### [TASK TO COMPLETE]
Line filter on the word "Name": copy each matching line from the entries.
[SUPPLIED INFORMATION — start]
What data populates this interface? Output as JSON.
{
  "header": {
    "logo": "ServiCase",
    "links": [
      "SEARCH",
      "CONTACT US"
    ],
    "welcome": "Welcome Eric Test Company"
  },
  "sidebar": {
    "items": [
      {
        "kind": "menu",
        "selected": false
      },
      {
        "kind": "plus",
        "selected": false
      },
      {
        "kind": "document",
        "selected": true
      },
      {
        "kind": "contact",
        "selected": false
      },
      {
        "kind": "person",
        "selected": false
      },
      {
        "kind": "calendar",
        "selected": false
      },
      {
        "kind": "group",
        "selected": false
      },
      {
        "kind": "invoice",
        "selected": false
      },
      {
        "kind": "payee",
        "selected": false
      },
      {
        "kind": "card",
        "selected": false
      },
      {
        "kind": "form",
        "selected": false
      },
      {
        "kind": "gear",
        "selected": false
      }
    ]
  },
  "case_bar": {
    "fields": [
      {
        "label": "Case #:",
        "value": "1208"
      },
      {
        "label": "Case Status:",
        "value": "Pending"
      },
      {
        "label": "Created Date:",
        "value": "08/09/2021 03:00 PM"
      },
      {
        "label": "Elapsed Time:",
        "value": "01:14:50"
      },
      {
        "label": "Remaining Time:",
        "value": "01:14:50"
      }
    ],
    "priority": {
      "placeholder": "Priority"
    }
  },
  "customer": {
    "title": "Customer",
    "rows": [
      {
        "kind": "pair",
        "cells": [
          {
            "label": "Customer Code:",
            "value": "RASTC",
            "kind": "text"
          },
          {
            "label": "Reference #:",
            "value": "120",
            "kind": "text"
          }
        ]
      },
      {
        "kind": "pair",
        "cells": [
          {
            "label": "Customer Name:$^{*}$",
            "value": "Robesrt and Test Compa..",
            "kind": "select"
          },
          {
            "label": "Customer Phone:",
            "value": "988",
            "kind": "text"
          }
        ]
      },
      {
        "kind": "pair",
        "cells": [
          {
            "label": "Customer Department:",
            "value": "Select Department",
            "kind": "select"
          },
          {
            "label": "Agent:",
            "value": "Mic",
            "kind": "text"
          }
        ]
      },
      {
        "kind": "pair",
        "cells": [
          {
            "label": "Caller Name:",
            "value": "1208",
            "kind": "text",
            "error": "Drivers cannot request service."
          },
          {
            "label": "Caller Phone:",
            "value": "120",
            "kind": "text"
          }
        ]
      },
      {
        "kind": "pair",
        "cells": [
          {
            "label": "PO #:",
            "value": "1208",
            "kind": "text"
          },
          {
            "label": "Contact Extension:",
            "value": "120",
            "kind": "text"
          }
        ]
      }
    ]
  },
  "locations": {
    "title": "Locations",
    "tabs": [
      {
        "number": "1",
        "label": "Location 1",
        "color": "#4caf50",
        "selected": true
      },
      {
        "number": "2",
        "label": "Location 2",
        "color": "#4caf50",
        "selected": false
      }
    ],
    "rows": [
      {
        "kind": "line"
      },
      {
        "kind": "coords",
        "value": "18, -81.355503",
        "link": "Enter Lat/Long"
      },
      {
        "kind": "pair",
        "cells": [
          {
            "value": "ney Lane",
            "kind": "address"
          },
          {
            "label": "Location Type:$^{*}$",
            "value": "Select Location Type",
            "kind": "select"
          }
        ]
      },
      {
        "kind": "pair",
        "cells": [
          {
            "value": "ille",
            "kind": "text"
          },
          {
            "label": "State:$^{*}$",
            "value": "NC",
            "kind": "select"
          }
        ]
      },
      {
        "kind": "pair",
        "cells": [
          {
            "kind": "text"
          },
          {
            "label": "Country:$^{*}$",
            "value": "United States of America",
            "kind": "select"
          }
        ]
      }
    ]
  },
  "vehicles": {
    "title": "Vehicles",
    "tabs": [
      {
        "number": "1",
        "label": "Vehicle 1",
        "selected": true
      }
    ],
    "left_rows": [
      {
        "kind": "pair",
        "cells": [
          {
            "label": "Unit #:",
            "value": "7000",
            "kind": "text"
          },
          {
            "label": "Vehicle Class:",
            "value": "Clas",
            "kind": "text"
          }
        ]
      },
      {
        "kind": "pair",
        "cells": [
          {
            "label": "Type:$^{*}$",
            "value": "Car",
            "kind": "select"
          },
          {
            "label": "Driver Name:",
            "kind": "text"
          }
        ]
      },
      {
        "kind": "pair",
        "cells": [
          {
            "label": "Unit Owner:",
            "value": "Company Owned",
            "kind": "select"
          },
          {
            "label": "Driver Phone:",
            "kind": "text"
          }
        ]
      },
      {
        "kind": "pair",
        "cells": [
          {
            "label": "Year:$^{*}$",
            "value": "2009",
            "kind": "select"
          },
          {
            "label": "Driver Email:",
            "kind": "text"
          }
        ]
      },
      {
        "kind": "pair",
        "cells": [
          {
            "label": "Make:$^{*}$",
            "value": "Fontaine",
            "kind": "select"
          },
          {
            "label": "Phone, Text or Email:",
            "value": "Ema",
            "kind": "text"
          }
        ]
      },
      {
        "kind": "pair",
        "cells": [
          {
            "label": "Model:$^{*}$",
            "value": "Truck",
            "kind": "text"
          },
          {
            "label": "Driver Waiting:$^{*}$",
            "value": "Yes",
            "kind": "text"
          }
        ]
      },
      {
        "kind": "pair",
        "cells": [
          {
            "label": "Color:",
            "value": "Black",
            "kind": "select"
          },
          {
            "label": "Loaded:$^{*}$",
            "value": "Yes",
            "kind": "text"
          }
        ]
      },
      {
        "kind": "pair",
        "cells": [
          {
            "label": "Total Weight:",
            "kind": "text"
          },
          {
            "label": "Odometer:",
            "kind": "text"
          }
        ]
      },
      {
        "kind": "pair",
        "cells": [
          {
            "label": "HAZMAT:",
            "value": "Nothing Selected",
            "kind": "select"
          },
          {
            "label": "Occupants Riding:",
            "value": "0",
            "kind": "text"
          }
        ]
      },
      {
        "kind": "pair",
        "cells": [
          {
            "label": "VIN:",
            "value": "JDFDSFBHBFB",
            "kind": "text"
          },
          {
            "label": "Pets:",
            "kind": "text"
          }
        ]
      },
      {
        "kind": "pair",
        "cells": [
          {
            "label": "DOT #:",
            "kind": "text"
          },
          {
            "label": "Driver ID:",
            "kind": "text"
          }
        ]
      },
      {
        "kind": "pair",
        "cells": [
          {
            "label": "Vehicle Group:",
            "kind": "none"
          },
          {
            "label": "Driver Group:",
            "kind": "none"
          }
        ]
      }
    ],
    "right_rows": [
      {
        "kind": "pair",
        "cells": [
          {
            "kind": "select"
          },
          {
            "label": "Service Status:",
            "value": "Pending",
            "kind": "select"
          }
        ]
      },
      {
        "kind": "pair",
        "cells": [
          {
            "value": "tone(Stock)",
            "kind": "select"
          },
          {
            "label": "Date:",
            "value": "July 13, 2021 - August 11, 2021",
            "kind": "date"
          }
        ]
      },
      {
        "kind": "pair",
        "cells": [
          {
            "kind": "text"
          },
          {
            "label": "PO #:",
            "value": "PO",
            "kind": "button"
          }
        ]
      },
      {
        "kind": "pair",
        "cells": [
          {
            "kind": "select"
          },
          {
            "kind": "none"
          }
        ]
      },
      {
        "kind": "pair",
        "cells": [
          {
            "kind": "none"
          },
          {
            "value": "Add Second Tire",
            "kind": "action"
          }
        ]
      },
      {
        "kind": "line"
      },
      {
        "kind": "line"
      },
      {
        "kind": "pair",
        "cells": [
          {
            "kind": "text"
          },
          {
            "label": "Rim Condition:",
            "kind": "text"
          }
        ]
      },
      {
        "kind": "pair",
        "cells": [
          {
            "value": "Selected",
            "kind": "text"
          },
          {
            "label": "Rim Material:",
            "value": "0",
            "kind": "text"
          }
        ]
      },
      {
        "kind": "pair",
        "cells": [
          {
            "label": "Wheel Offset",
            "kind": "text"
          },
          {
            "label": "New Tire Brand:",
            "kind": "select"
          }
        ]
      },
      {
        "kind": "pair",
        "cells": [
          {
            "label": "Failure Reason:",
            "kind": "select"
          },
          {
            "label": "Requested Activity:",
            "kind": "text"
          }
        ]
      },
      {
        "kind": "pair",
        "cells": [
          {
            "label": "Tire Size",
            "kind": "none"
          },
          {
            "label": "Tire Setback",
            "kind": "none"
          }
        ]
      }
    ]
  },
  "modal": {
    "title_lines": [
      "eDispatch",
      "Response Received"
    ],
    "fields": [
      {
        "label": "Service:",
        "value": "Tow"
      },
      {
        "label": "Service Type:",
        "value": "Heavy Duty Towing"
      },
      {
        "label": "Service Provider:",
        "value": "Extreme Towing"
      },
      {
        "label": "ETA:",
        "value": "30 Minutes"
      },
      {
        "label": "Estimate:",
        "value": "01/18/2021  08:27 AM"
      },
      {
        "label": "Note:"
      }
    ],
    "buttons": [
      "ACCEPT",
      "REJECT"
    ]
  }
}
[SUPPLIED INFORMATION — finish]
### [ANSWER BOX]
            "label": "Customer Name:$^{*}$",
            "label": "Caller Name:",
            "label": "Driver Name:",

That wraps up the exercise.